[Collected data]
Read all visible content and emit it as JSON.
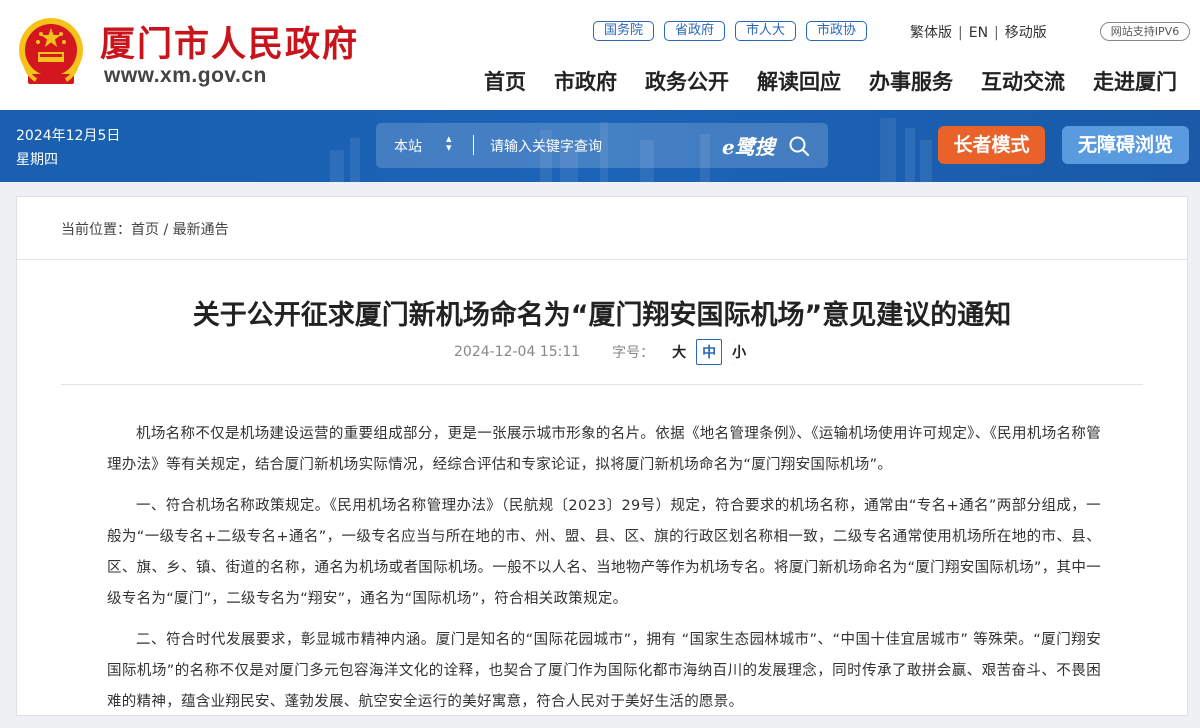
{
  "header": {
    "site_name": "厦门市人民政府",
    "site_url": "www.xm.gov.cn",
    "gov_links": [
      "国务院",
      "省政府",
      "市人大",
      "市政协"
    ],
    "lang_links": [
      "繁体版",
      "EN",
      "移动版"
    ],
    "ipv6": "网站支持IPV6",
    "nav": [
      "首页",
      "市政府",
      "政务公开",
      "解读回应",
      "办事服务",
      "互动交流",
      "走进厦门"
    ]
  },
  "banner": {
    "date": "2024年12月5日",
    "weekday": "星期四",
    "search": {
      "scope": "本站",
      "placeholder": "请输入关键字查询",
      "brand": "e鹭搜"
    },
    "elder_mode": "长者模式",
    "accessible": "无障碍浏览"
  },
  "breadcrumb": {
    "label": "当前位置：",
    "home": "首页",
    "sep": "/",
    "current": "最新通告"
  },
  "article": {
    "title": "关于公开征求厦门新机场命名为“厦门翔安国际机场”意见建议的通知",
    "datetime": "2024-12-04 15:11",
    "font_size_label": "字号：",
    "font_sizes": [
      "大",
      "中",
      "小"
    ],
    "paragraphs": [
      "机场名称不仅是机场建设运营的重要组成部分，更是一张展示城市形象的名片。依据《地名管理条例》、《运输机场使用许可规定》、《民用机场名称管理办法》等有关规定，结合厦门新机场实际情况，经综合评估和专家论证，拟将厦门新机场命名为“厦门翔安国际机场”。",
      "一、符合机场名称政策规定。《民用机场名称管理办法》（民航规〔2023〕29号）规定，符合要求的机场名称，通常由“专名+通名”两部分组成，一般为“一级专名+二级专名+通名”，一级专名应当与所在地的市、州、盟、县、区、旗的行政区划名称相一致，二级专名通常使用机场所在地的市、县、区、旗、乡、镇、街道的名称，通名为机场或者国际机场。一般不以人名、当地物产等作为机场专名。将厦门新机场命名为“厦门翔安国际机场”，其中一级专名为“厦门”，二级专名为“翔安”，通名为“国际机场”，符合相关政策规定。",
      "二、符合时代发展要求，彰显城市精神内涵。厦门是知名的“国际花园城市”，拥有 “国家生态园林城市”、“中国十佳宜居城市” 等殊荣。“厦门翔安国际机场”的名称不仅是对厦门多元包容海洋文化的诠释，也契合了厦门作为国际化都市海纳百川的发展理念，同时传承了敢拼会赢、艰苦奋斗、不畏困难的精神，蕴含业翔民安、蓬勃发展、航空安全运行的美好寓意，符合人民对于美好生活的愿景。"
    ]
  },
  "colors": {
    "brand_red": "#c8141a",
    "banner_blue": "#1c64b8",
    "elder_orange": "#e8622a",
    "access_blue": "#5a9be0",
    "link_blue": "#2b67b8"
  }
}
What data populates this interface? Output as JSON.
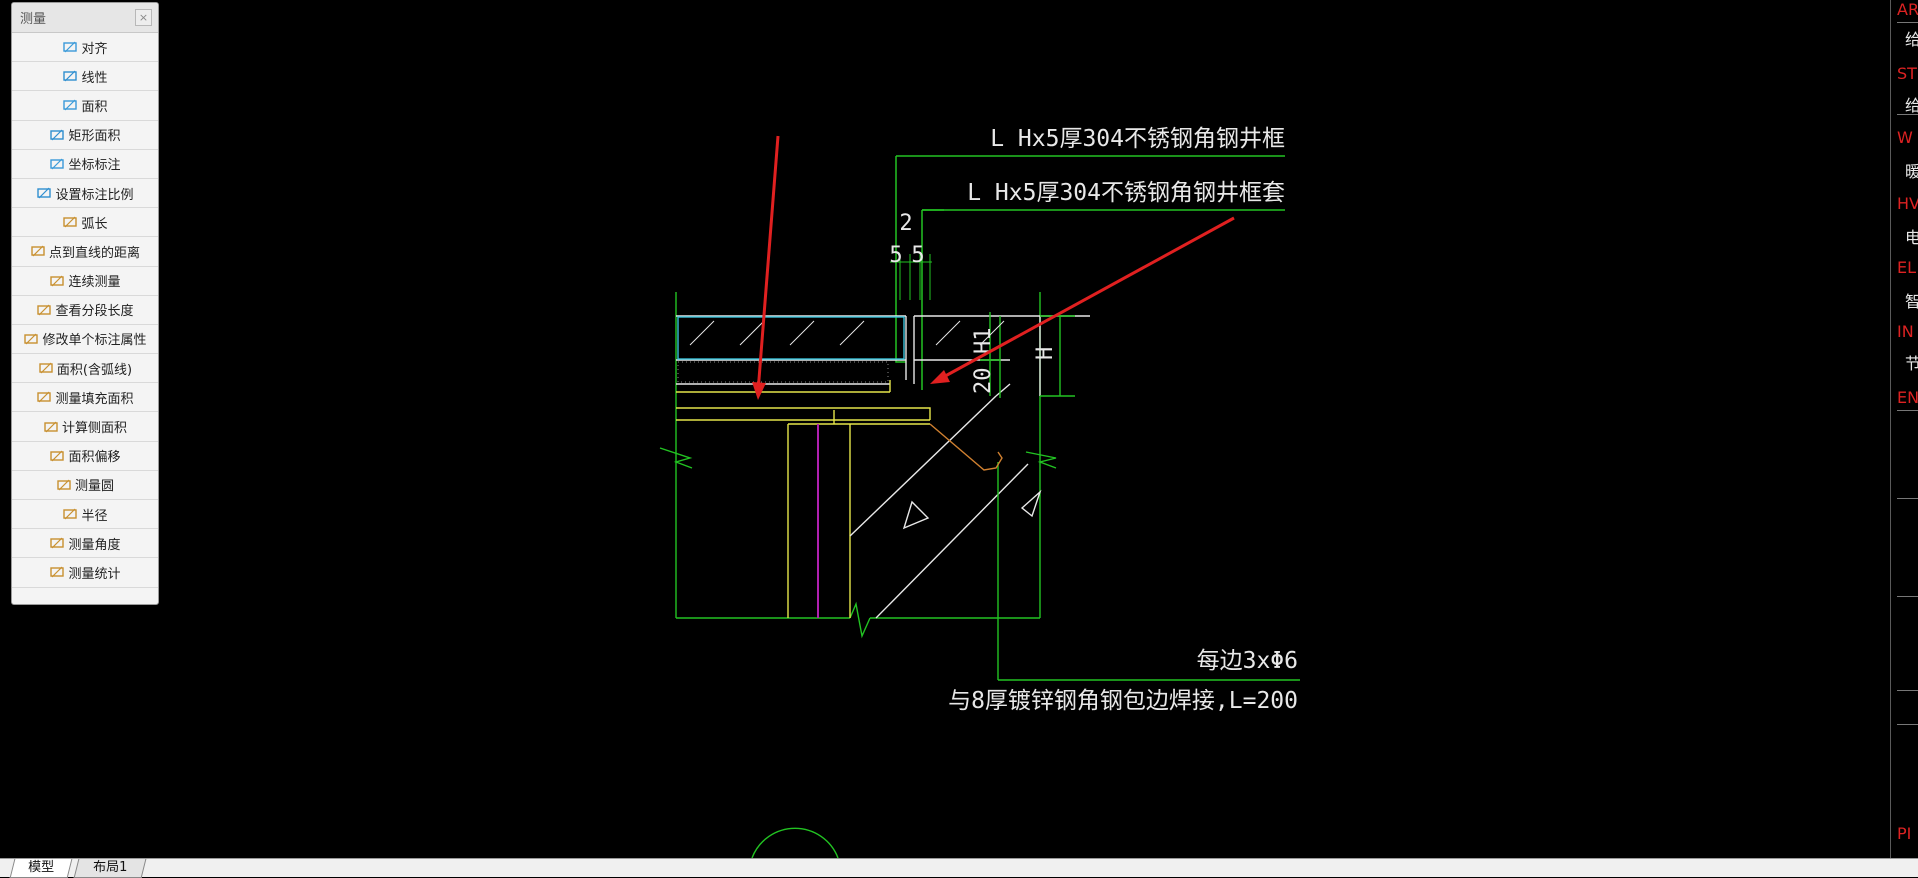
{
  "palette": {
    "title": "测量",
    "close_glyph": "×",
    "tools": [
      {
        "label": "对齐",
        "icon": "aligned-dim-icon"
      },
      {
        "label": "线性",
        "icon": "linear-dim-icon"
      },
      {
        "label": "面积",
        "icon": "area-icon"
      },
      {
        "label": "矩形面积",
        "icon": "rect-area-icon"
      },
      {
        "label": "坐标标注",
        "icon": "coordinate-icon"
      },
      {
        "label": "设置标注比例",
        "icon": "scale-icon"
      },
      {
        "label": "弧长",
        "icon": "arc-length-icon"
      },
      {
        "label": "点到直线的距离",
        "icon": "point-line-distance-icon"
      },
      {
        "label": "连续测量",
        "icon": "continuous-measure-icon"
      },
      {
        "label": "查看分段长度",
        "icon": "segment-length-icon"
      },
      {
        "label": "修改单个标注属性",
        "icon": "edit-dim-icon"
      },
      {
        "label": "面积(含弧线)",
        "icon": "arc-area-icon"
      },
      {
        "label": "测量填充面积",
        "icon": "hatch-area-icon"
      },
      {
        "label": "计算侧面积",
        "icon": "side-area-icon"
      },
      {
        "label": "面积偏移",
        "icon": "area-offset-icon"
      },
      {
        "label": "测量圆",
        "icon": "circle-icon"
      },
      {
        "label": "半径",
        "icon": "radius-icon"
      },
      {
        "label": "测量角度",
        "icon": "angle-icon"
      },
      {
        "label": "测量统计",
        "icon": "statistics-icon"
      }
    ]
  },
  "drawing": {
    "label_frame": "L Hx5厚304不锈钢角钢井框",
    "label_frame_sleeve": "L Hx5厚304不锈钢角钢井框套",
    "dim_2": "2",
    "dim_5a": "5",
    "dim_5b": "5",
    "dim_h1": "H1",
    "dim_20": "20",
    "dim_h": "H",
    "label_each_side": "每边3xΦ6",
    "label_weld": "与8厚镀锌钢角钢包边焊接,L=200",
    "colors": {
      "green": "#22c322",
      "yellow": "#e6e64a",
      "cyan": "#38c0d8",
      "magenta": "#b020b0",
      "orange": "#d08030",
      "white": "#e8e8e8",
      "arrow_red": "#e02020"
    }
  },
  "right_strip": {
    "items": [
      {
        "text": "AR",
        "color": "red"
      },
      {
        "text": "给",
        "color": "white"
      },
      {
        "text": "ST",
        "color": "red"
      },
      {
        "text": "给",
        "color": "white"
      },
      {
        "text": "W",
        "color": "red"
      },
      {
        "text": "暖",
        "color": "white"
      },
      {
        "text": "HV",
        "color": "red"
      },
      {
        "text": "电",
        "color": "white"
      },
      {
        "text": "EL",
        "color": "red"
      },
      {
        "text": "智",
        "color": "white"
      },
      {
        "text": "IN",
        "color": "red"
      },
      {
        "text": "节",
        "color": "white"
      },
      {
        "text": "EN",
        "color": "red"
      },
      {
        "text": "PI",
        "color": "red"
      }
    ]
  },
  "tabs": {
    "model": "模型",
    "layout1": "布局1"
  }
}
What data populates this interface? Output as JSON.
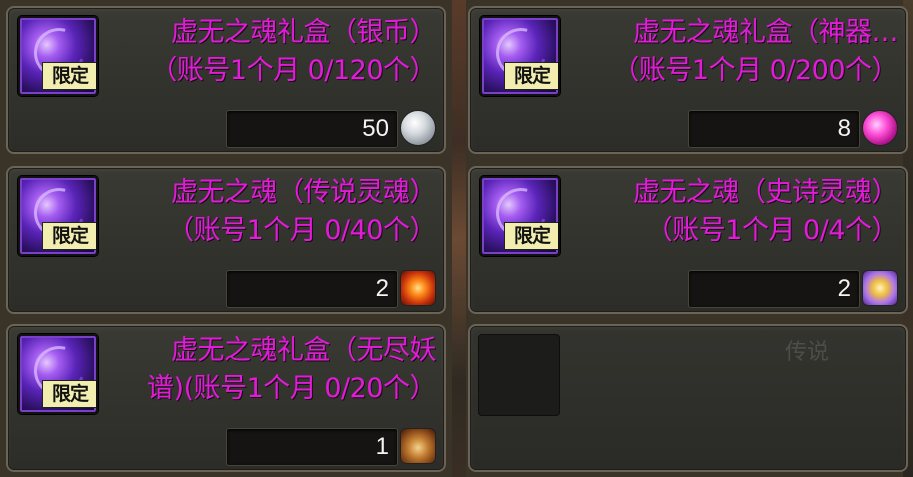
{
  "badge_text": "限定",
  "items": [
    {
      "title": "虚无之魂礼盒（银币）\n（账号1个月 0/120个）",
      "price": "50",
      "currency_icon": "silver-coin-icon"
    },
    {
      "title": "虚无之魂礼盒（神器…\n（账号1个月 0/200个）",
      "price": "8",
      "currency_icon": "pink-orb-icon"
    },
    {
      "title": "虚无之魂（传说灵魂）\n（账号1个月 0/40个）",
      "price": "2",
      "currency_icon": "fire-soul-icon"
    },
    {
      "title": "虚无之魂（史诗灵魂）\n（账号1个月 0/4个）",
      "price": "2",
      "currency_icon": "epic-soul-icon"
    },
    {
      "title": "虚无之魂礼盒（无尽妖\n谱)(账号1个月 0/20个）",
      "price": "1",
      "currency_icon": "pouch-icon"
    }
  ],
  "background_text": "传说",
  "colors": {
    "title": "#e21bd8",
    "price": "#f4f4f4",
    "slot_border": "#6b6355"
  }
}
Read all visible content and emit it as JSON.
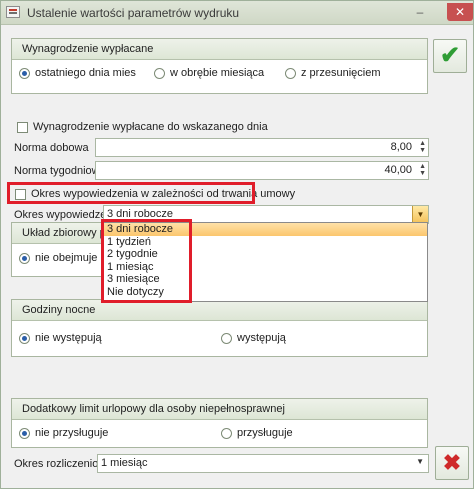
{
  "window": {
    "title": "Ustalenie wartości parametrów wydruku",
    "minimize": "–",
    "close": "✕"
  },
  "wynagrodzenie": {
    "header": "Wynagrodzenie wypłacane",
    "options": [
      "ostatniego dnia mies",
      "w obrębie miesiąca",
      "z przesunięciem"
    ],
    "selected": 0
  },
  "wskazany_dzien": {
    "label": "Wynagrodzenie wypłacane do wskazanego dnia",
    "checked": false
  },
  "norma_dobowa": {
    "label": "Norma dobowa",
    "value": "8,00"
  },
  "norma_tygodniowa": {
    "label": "Norma tygodniowa",
    "value": "40,00"
  },
  "okres_zaleznosc": {
    "label": "Okres wypowiedzenia w zależności od trwania umowy",
    "checked": false
  },
  "okres_wypowiedzenia": {
    "label": "Okres wypowiedzenia",
    "value": "3 dni robocze",
    "options": [
      "3 dni robocze",
      "1 tydzień",
      "2 tygodnie",
      "1 miesiąc",
      "3 miesiące",
      "Nie dotyczy"
    ],
    "highlighted": 0
  },
  "uklad_zbiorowy": {
    "header": "Układ zbiorowy pra",
    "options": [
      "nie obejmuje"
    ],
    "selected": 0
  },
  "godziny_nocne": {
    "header": "Godziny nocne",
    "options": [
      "nie występują",
      "występują"
    ],
    "selected": 0
  },
  "limit_urlopowy": {
    "header": "Dodatkowy limit urlopowy dla osoby niepełnosprawnej",
    "options": [
      "nie przysługuje",
      "przysługuje"
    ],
    "selected": 0
  },
  "okres_rozliczeniowy": {
    "label": "Okres rozliczeniowy",
    "value": "1 miesiąc"
  },
  "buttons": {
    "ok": "✔",
    "cancel": "✖"
  },
  "colors": {
    "highlight": "#e01d2a",
    "ok": "#2f9d35",
    "cancel": "#cf2a2a",
    "dropdown_selected": "#fbc66d"
  },
  "icons": [
    "app-icon",
    "checkmark-icon",
    "cross-icon",
    "spinner-arrows-icon",
    "dropdown-arrow-icon"
  ]
}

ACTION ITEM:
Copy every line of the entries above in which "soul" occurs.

SOLUTION TO THE EXERCISE:
      "currency_icon": "fire-soul-icon"
      "currency_icon": "epic-soul-icon"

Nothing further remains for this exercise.